_What is being asked_.
A single number is the whole answer: the tally of lines in the data below that include the word "title".

*** Opening of Exercise input ***

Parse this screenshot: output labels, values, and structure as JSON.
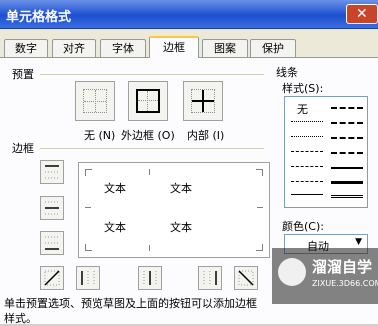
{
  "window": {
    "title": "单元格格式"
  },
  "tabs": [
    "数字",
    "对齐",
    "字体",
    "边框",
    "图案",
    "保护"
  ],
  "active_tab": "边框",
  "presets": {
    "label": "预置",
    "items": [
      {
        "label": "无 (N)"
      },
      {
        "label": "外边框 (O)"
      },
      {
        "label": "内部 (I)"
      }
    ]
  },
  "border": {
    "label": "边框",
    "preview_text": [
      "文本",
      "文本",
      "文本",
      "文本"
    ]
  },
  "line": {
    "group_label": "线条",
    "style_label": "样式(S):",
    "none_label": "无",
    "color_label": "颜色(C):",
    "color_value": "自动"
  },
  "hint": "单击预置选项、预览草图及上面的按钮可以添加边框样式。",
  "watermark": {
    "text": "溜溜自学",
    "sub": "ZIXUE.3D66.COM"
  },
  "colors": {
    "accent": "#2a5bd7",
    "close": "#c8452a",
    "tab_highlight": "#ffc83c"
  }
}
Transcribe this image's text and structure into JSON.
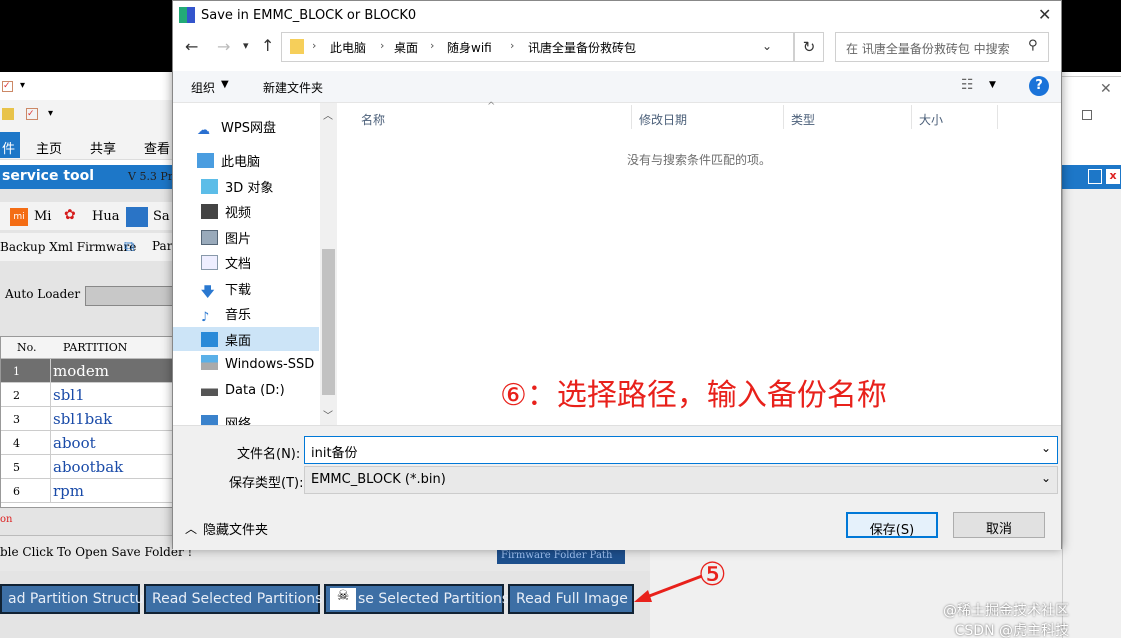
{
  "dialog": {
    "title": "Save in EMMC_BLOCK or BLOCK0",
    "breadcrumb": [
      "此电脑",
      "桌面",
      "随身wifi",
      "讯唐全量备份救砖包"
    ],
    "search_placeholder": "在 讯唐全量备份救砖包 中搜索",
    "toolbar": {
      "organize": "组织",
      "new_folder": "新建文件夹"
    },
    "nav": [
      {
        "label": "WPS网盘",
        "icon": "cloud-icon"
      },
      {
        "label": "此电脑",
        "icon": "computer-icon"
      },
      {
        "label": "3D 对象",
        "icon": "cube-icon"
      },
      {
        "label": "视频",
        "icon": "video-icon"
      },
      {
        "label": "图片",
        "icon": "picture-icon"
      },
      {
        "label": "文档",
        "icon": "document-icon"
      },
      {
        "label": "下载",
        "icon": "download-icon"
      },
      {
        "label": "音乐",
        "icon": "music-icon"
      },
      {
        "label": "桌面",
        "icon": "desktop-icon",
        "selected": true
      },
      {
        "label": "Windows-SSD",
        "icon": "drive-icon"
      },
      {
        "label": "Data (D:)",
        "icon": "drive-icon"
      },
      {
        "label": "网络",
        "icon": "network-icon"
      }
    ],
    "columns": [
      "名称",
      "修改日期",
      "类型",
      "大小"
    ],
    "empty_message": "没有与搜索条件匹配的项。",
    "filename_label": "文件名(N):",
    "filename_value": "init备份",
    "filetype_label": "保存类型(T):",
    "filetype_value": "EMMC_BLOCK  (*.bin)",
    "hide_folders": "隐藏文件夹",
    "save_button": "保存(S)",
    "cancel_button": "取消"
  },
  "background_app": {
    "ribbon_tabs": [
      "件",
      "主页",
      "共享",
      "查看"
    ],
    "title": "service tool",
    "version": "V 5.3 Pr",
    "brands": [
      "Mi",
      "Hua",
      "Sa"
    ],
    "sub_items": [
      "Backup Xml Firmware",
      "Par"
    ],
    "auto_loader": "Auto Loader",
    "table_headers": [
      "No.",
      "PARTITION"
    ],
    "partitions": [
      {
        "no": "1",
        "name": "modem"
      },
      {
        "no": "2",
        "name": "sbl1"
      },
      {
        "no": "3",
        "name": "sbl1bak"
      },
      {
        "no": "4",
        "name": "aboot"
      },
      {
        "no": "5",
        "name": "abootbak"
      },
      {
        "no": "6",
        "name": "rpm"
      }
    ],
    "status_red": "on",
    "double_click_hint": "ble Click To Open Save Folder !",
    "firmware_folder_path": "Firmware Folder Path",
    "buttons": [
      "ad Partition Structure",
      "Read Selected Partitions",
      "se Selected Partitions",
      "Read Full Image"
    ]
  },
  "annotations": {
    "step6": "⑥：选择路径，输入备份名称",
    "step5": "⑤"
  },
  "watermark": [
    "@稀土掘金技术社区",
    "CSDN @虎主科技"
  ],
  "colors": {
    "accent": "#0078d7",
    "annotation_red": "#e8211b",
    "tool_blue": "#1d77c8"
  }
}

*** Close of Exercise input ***
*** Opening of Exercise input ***

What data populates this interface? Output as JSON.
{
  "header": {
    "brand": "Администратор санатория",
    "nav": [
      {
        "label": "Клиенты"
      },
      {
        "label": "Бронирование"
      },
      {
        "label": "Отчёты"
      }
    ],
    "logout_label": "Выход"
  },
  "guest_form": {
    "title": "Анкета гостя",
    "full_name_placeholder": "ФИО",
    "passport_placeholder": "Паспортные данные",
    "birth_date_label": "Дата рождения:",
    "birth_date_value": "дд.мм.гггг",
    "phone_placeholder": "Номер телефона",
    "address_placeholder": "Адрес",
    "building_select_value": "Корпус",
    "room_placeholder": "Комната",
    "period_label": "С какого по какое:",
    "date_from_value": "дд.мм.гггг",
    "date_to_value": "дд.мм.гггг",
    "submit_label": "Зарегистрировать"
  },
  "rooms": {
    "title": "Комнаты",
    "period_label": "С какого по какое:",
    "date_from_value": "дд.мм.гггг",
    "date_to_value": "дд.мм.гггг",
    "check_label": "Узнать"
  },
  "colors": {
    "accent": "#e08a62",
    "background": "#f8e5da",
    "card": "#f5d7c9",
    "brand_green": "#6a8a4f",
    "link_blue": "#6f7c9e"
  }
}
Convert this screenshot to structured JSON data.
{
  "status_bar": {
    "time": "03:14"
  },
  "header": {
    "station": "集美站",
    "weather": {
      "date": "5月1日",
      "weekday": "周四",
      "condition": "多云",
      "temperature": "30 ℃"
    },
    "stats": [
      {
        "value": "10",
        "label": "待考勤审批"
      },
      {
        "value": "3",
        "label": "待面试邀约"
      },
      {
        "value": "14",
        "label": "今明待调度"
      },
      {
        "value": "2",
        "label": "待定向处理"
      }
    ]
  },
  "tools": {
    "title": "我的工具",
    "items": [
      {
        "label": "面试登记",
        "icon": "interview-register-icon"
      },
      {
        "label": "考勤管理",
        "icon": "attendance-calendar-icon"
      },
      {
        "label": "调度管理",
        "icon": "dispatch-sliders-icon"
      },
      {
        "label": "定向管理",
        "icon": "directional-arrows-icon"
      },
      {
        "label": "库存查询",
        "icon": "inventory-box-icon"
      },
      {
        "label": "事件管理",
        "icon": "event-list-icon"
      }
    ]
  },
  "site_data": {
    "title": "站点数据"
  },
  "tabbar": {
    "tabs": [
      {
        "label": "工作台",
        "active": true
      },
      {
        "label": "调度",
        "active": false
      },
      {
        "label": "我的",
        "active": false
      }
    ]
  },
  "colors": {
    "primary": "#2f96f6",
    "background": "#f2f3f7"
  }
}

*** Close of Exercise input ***

_Your solution_.
7